### [Problem details]
Would you please return the data below verbatim, without its pictures?
Start of Material shown
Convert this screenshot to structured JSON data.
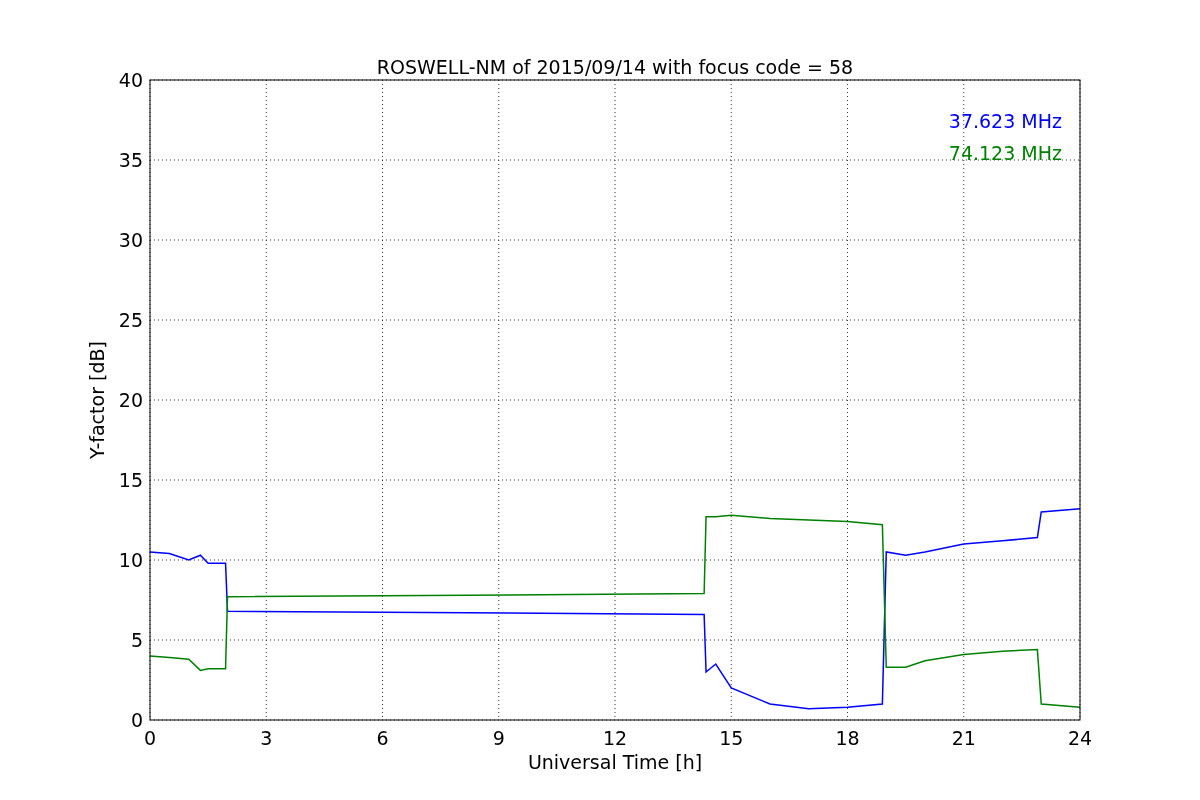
{
  "chart_data": {
    "type": "line",
    "title": "ROSWELL-NM of 2015/09/14 with focus code = 58",
    "xlabel": "Universal Time [h]",
    "ylabel": "Y-factor [dB]",
    "x": [
      0,
      0.5,
      1,
      1.3,
      1.5,
      1.95,
      2,
      14.3,
      14.35,
      14.6,
      15,
      16,
      17,
      18,
      18.9,
      19,
      19.5,
      20,
      21,
      22,
      22.9,
      23,
      24
    ],
    "series": [
      {
        "name": "37.623 MHz",
        "color": "#0000ff",
        "values": [
          10.5,
          10.4,
          10,
          10.3,
          9.8,
          9.8,
          6.8,
          6.6,
          3,
          3.5,
          2,
          1,
          0.7,
          0.8,
          1,
          10.5,
          10.3,
          10.5,
          11,
          11.2,
          11.4,
          13,
          13.2
        ]
      },
      {
        "name": "74.123 MHz",
        "color": "#008000",
        "values": [
          4,
          3.9,
          3.8,
          3.1,
          3.2,
          3.2,
          7.7,
          7.9,
          12.7,
          12.7,
          12.8,
          12.6,
          12.5,
          12.4,
          12.2,
          3.3,
          3.3,
          3.7,
          4.1,
          4.3,
          4.4,
          1,
          0.8
        ]
      }
    ],
    "xlim": [
      0,
      24
    ],
    "ylim": [
      0,
      40
    ],
    "xticks": [
      0,
      3,
      6,
      9,
      12,
      15,
      18,
      21,
      24
    ],
    "yticks": [
      0,
      5,
      10,
      15,
      20,
      25,
      30,
      35,
      40
    ],
    "grid": true
  }
}
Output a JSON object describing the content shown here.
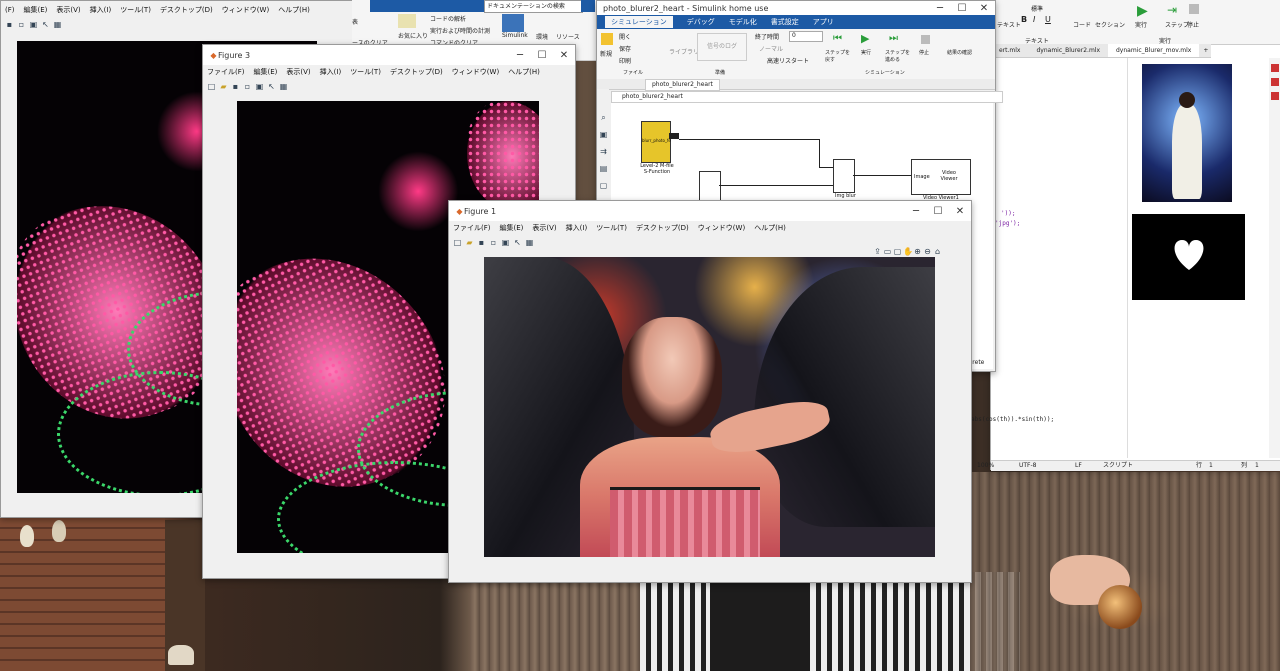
{
  "bg_windows": {
    "left_menu": [
      "(F)",
      "編集(E)",
      "表示(V)",
      "挿入(I)",
      "ツール(T)",
      "デスクトップ(D)",
      "ウィンドウ(W)",
      "ヘルプ(H)"
    ],
    "doc_search_placeholder": "ドキュメンテーションの検索",
    "mid_ribbon": {
      "items": [
        "表",
        "お気に入り",
        "コードの解析",
        "実行および時間の計測",
        "コマンドのクリア",
        "ースのクリア",
        "Simulink",
        "環境",
        "リソース"
      ]
    }
  },
  "figure3": {
    "title": "Figure 3",
    "menu": [
      "ファイル(F)",
      "編集(E)",
      "表示(V)",
      "挿入(I)",
      "ツール(T)",
      "デスクトップ(D)",
      "ウィンドウ(W)",
      "ヘルプ(H)"
    ]
  },
  "figure1": {
    "title": "Figure 1",
    "menu": [
      "ファイル(F)",
      "編集(E)",
      "表示(V)",
      "挿入(I)",
      "ツール(T)",
      "デスクトップ(D)",
      "ウィンドウ(W)",
      "ヘルプ(H)"
    ]
  },
  "simulink": {
    "title": "photo_blurer2_heart - Simulink home use",
    "tabs": [
      "シミュレーション",
      "デバッグ",
      "モデル化",
      "書式設定",
      "アプリ"
    ],
    "file_group": {
      "new": "新規",
      "open": "開く",
      "save": "保存",
      "print": "印刷",
      "label": "ファイル"
    },
    "library": "ライブラリ",
    "signal": "信号のログ",
    "prepare_label": "準備",
    "stop_time_label": "終了時間",
    "stop_time_value": "0",
    "mode_value": "ノーマル",
    "fast_restart": "高速リスタート",
    "step_back": "ステップを戻す",
    "run": "実行",
    "step_forward": "ステップを進める",
    "stop": "停止",
    "sim_label": "シミュレーション",
    "review": "結果の確認",
    "model_tab": "photo_blurer2_heart",
    "breadcrumb": "photo_blurer2_heart",
    "blocks": {
      "sfun": "Level-2 M-file S-Function",
      "sfun_inner": "blurr_photo_fe",
      "blur": "Img blur",
      "viewer_title": "Video Viewer",
      "viewer_label": "Video Viewer1",
      "viewer_port": "Image"
    },
    "footer_text": "crete"
  },
  "editor": {
    "tabs": [
      "ert.mlx",
      "dynamic_Blurer2.mlx",
      "dynamic_Blurer_mov.mlx"
    ],
    "ribbon_labels": [
      "テキスト",
      "標準",
      "コード",
      "セクション",
      "実行",
      "ステップ",
      "停止",
      "テキスト",
      "実行"
    ],
    "code_lines": [
      "'));",
      "'jpg');",
      "abs(cos(th)).*sin(th));"
    ],
    "status": [
      "100%",
      "UTF-8",
      "LF",
      "スクリプト",
      "行",
      "1",
      "列",
      "1"
    ]
  }
}
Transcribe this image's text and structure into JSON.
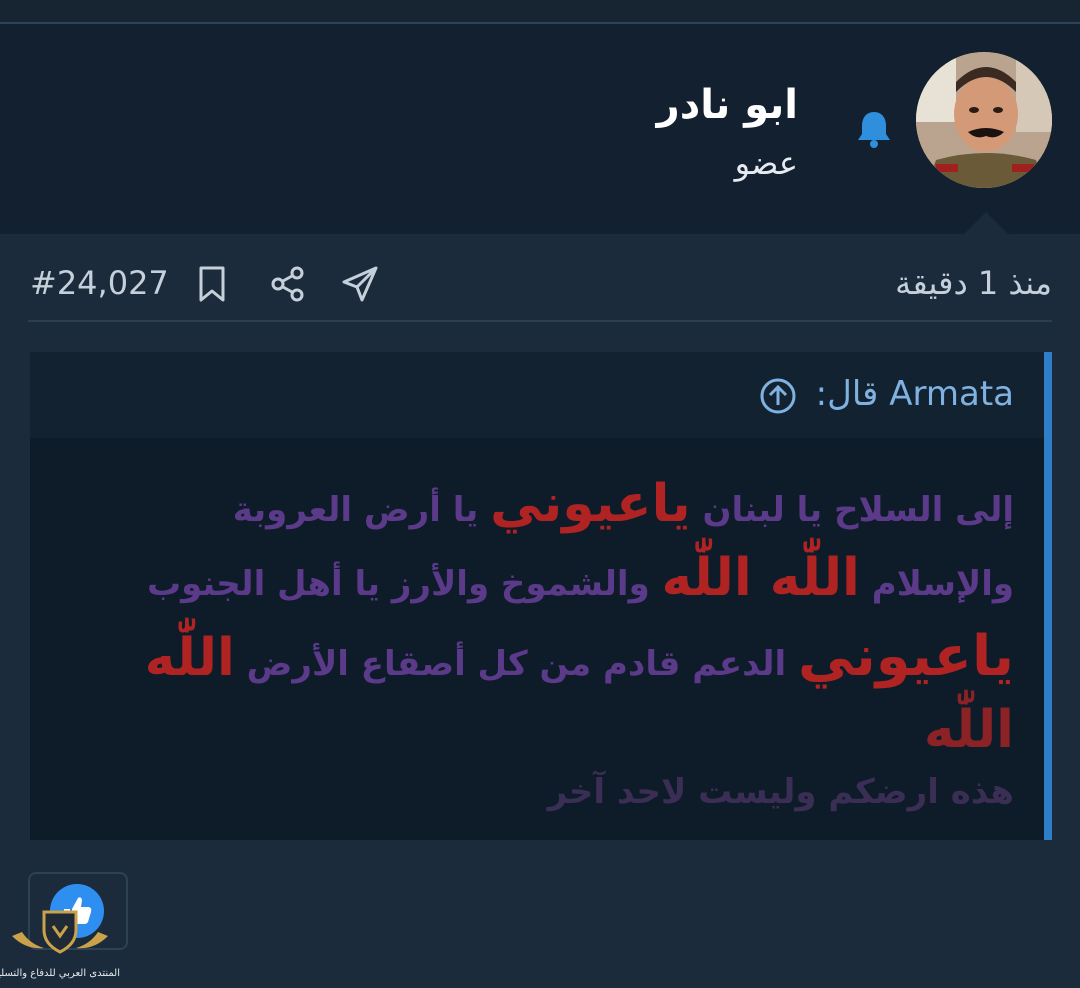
{
  "user": {
    "name": "ابو نادر",
    "role": "عضو"
  },
  "post": {
    "time": "منذ 1 دقيقة",
    "number": "#24,027"
  },
  "quote": {
    "author_line": "Armata قال:",
    "lines": [
      {
        "p1": "إلى السلاح يا لبنان ",
        "r1": "ياعيوني",
        "p2": " يا أرض العروبة"
      },
      {
        "p1": "والإسلام ",
        "r1": "اللّٰه اللّٰه",
        "p2": " والشموخ والأرز يا أهل الجنوب"
      },
      {
        "r1": "ياعيوني",
        "p1": " الدعم قادم من كل أصقاع الأرض ",
        "r2": "اللّٰه"
      },
      {
        "r1": "اللّٰه"
      },
      {
        "p1": "هذه ارضكم وليست لاحد آخر"
      }
    ]
  },
  "watermark": {
    "text": "المنتدى العربي للدفاع والتسليح"
  },
  "colors": {
    "accent": "#2f7fc8",
    "quote_purple": "#5b3a8a",
    "quote_red": "#b02323",
    "bell": "#2f8fdc",
    "like": "#2f8ff0"
  },
  "icons": [
    "bell-icon",
    "bookmark-icon",
    "share-icon",
    "send-icon",
    "arrow-up-circle-icon",
    "thumbs-up-icon"
  ]
}
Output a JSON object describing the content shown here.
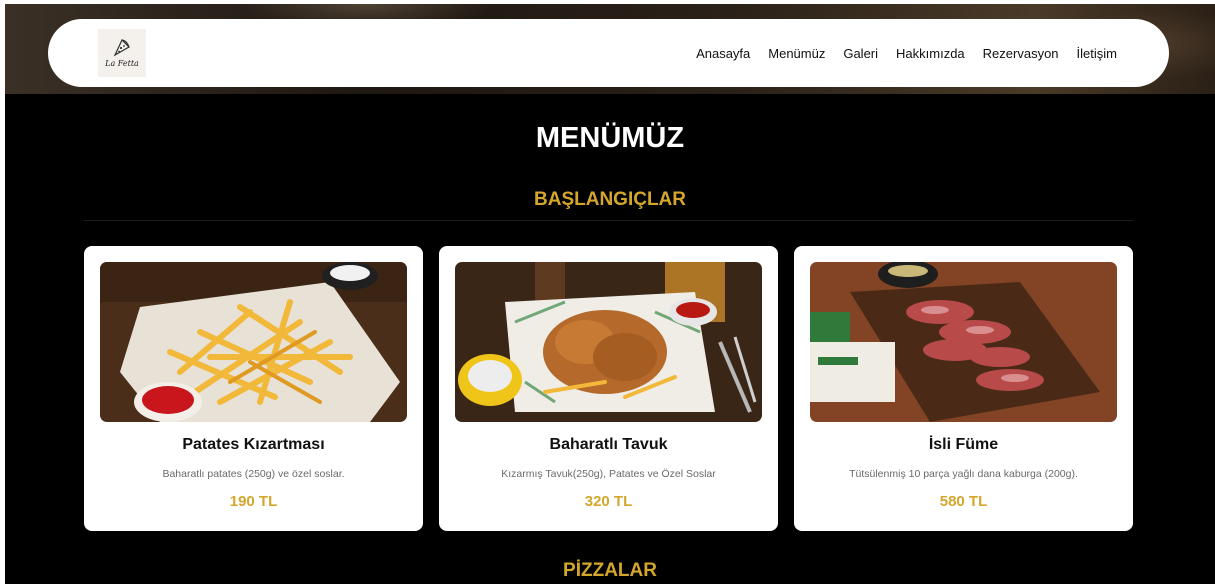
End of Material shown
### [Result for this exercise]
Convert this screenshot to structured JSON data.
{
  "chart_data": {
    "type": "line",
    "title": "ROSWELL-NM of 2015/09/14 with focus code = 58",
    "xlabel": "Universal Time [h]",
    "ylabel": "Y-factor [dB]",
    "x": [
      0,
      0.5,
      1,
      1.3,
      1.5,
      1.95,
      2,
      14.3,
      14.35,
      14.6,
      15,
      16,
      17,
      18,
      18.9,
      19,
      19.5,
      20,
      21,
      22,
      22.9,
      23,
      24
    ],
    "series": [
      {
        "name": "37.623 MHz",
        "color": "#0000ff",
        "values": [
          10.5,
          10.4,
          10,
          10.3,
          9.8,
          9.8,
          6.8,
          6.6,
          3,
          3.5,
          2,
          1,
          0.7,
          0.8,
          1,
          10.5,
          10.3,
          10.5,
          11,
          11.2,
          11.4,
          13,
          13.2
        ]
      },
      {
        "name": "74.123 MHz",
        "color": "#008000",
        "values": [
          4,
          3.9,
          3.8,
          3.1,
          3.2,
          3.2,
          7.7,
          7.9,
          12.7,
          12.7,
          12.8,
          12.6,
          12.5,
          12.4,
          12.2,
          3.3,
          3.3,
          3.7,
          4.1,
          4.3,
          4.4,
          1,
          0.8
        ]
      }
    ],
    "xlim": [
      0,
      24
    ],
    "ylim": [
      0,
      40
    ],
    "xticks": [
      0,
      3,
      6,
      9,
      12,
      15,
      18,
      21,
      24
    ],
    "yticks": [
      0,
      5,
      10,
      15,
      20,
      25,
      30,
      35,
      40
    ],
    "grid": true
  }
}
Output a JSON object describing the content shown here.
{
  "bg_windows": {
    "left_menu": [
      "(F)",
      "編集(E)",
      "表示(V)",
      "挿入(I)",
      "ツール(T)",
      "デスクトップ(D)",
      "ウィンドウ(W)",
      "ヘルプ(H)"
    ],
    "doc_search_placeholder": "ドキュメンテーションの検索",
    "mid_ribbon": {
      "items": [
        "表",
        "お気に入り",
        "コードの解析",
        "実行および時間の計測",
        "コマンドのクリア",
        "ースのクリア",
        "Simulink",
        "環境",
        "リソース"
      ]
    }
  },
  "figure3": {
    "title": "Figure 3",
    "menu": [
      "ファイル(F)",
      "編集(E)",
      "表示(V)",
      "挿入(I)",
      "ツール(T)",
      "デスクトップ(D)",
      "ウィンドウ(W)",
      "ヘルプ(H)"
    ]
  },
  "figure1": {
    "title": "Figure 1",
    "menu": [
      "ファイル(F)",
      "編集(E)",
      "表示(V)",
      "挿入(I)",
      "ツール(T)",
      "デスクトップ(D)",
      "ウィンドウ(W)",
      "ヘルプ(H)"
    ]
  },
  "simulink": {
    "title": "photo_blurer2_heart - Simulink home use",
    "tabs": [
      "シミュレーション",
      "デバッグ",
      "モデル化",
      "書式設定",
      "アプリ"
    ],
    "file_group": {
      "new": "新規",
      "open": "開く",
      "save": "保存",
      "print": "印刷",
      "label": "ファイル"
    },
    "library": "ライブラリ",
    "signal": "信号のログ",
    "prepare_label": "準備",
    "stop_time_label": "終了時間",
    "stop_time_value": "0",
    "mode_value": "ノーマル",
    "fast_restart": "高速リスタート",
    "step_back": "ステップを戻す",
    "run": "実行",
    "step_forward": "ステップを進める",
    "stop": "停止",
    "sim_label": "シミュレーション",
    "review": "結果の確認",
    "model_tab": "photo_blurer2_heart",
    "breadcrumb": "photo_blurer2_heart",
    "blocks": {
      "sfun": "Level-2 M-file S-Function",
      "sfun_inner": "blurr_photo_fe",
      "blur": "Img blur",
      "viewer_title": "Video Viewer",
      "viewer_label": "Video Viewer1",
      "viewer_port": "Image"
    },
    "footer_text": "crete"
  },
  "editor": {
    "tabs": [
      "ert.mlx",
      "dynamic_Blurer2.mlx",
      "dynamic_Blurer_mov.mlx"
    ],
    "ribbon_labels": [
      "テキスト",
      "標準",
      "コード",
      "セクション",
      "実行",
      "ステップ",
      "停止",
      "テキスト",
      "実行"
    ],
    "code_lines": [
      "'));",
      "'jpg');",
      "abs(cos(th)).*sin(th));"
    ],
    "status": [
      "100%",
      "UTF-8",
      "LF",
      "スクリプト",
      "行",
      "1",
      "列",
      "1"
    ]
  }
}
Transcribe this image's text and structure into JSON.
{
  "user": {
    "name": "ابو نادر",
    "role": "عضو"
  },
  "post": {
    "time": "منذ 1 دقيقة",
    "number": "#24,027"
  },
  "quote": {
    "author_line": "Armata قال:",
    "lines": [
      {
        "p1": "إلى السلاح يا لبنان ",
        "r1": "ياعيوني",
        "p2": " يا أرض العروبة"
      },
      {
        "p1": "والإسلام ",
        "r1": "اللّٰه اللّٰه",
        "p2": " والشموخ والأرز يا أهل الجنوب"
      },
      {
        "r1": "ياعيوني",
        "p1": " الدعم قادم من كل أصقاع الأرض ",
        "r2": "اللّٰه"
      },
      {
        "r1": "اللّٰه"
      },
      {
        "p1": "هذه ارضكم وليست لاحد آخر"
      }
    ]
  },
  "watermark": {
    "text": "المنتدى العربي للدفاع والتسليح"
  },
  "colors": {
    "accent": "#2f7fc8",
    "quote_purple": "#5b3a8a",
    "quote_red": "#b02323",
    "bell": "#2f8fdc",
    "like": "#2f8ff0"
  },
  "icons": [
    "bell-icon",
    "bookmark-icon",
    "share-icon",
    "send-icon",
    "arrow-up-circle-icon",
    "thumbs-up-icon"
  ]
}
Output a JSON object describing the content shown here.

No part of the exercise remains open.